haven’t built it yet. One of those two things is true, but I’ll leave that discovery as an exercise for the reader. I would probably play a lot of copies
of Silkwrap and Surge of Righteousness to deal with the Jeskai decks, and maybe some things like Self-Inflicted Wound to beat up on Dragonlord Ojutai.
Beyond that, you probably want things like Evolutionary Leap, Mastery of the Unseen, or Valorous Stance, which help win grindy matchups or serve as good
removal spells.

It may seem weird to play an Abzan deck without Siege Rhino, but I think Gideon is simply a lot more powerful in this deck, and I don’t want to glut on
four-drops again like I did before with Gideon, Siege Rhino, and Hangarback Walker.

I know that this version of the deck is better than my original version of Abzan, but I’m not sure it’s the best way to build it. I don’t know what that
build is, but I’m sure it’s something we’ll see in the weeks to come, especially with the Pro Tour coming up. I know I’m going to be working on finding it
at any rate. I can only hope I succeed.

Siege Rhino, I will never abandon you or forsake you.

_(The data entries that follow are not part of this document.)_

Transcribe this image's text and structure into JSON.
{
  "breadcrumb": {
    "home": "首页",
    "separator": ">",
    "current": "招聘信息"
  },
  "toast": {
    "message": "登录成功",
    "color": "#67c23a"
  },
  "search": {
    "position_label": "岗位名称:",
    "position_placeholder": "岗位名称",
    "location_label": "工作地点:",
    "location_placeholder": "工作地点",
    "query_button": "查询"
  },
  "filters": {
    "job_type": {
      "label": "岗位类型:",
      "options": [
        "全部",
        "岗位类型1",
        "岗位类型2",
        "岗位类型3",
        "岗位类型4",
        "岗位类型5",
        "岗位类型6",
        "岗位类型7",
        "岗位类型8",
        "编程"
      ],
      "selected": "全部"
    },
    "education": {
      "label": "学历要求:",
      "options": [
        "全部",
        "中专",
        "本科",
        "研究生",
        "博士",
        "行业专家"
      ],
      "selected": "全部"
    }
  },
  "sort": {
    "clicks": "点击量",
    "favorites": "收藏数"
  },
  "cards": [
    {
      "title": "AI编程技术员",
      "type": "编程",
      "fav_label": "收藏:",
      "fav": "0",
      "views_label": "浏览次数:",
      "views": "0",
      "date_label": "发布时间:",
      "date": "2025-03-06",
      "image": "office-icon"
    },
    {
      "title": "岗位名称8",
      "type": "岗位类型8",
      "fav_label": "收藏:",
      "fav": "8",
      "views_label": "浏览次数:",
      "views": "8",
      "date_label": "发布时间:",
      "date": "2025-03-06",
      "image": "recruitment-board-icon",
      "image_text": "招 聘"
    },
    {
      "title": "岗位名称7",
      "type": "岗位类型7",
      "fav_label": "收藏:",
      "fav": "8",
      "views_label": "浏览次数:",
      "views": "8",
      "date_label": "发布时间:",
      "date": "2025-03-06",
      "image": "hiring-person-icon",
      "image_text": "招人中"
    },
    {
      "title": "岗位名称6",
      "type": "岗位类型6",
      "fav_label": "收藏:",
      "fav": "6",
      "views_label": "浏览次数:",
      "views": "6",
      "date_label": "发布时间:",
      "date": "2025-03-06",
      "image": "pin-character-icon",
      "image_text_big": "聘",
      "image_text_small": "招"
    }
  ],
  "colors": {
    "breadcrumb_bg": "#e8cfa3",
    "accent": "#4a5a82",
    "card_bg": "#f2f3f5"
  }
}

I will do whatever I can to make you work, even if that means you’re working my trade binder while
Gideon works the crowd in your place. It’s for your own good. I only do it because I love you.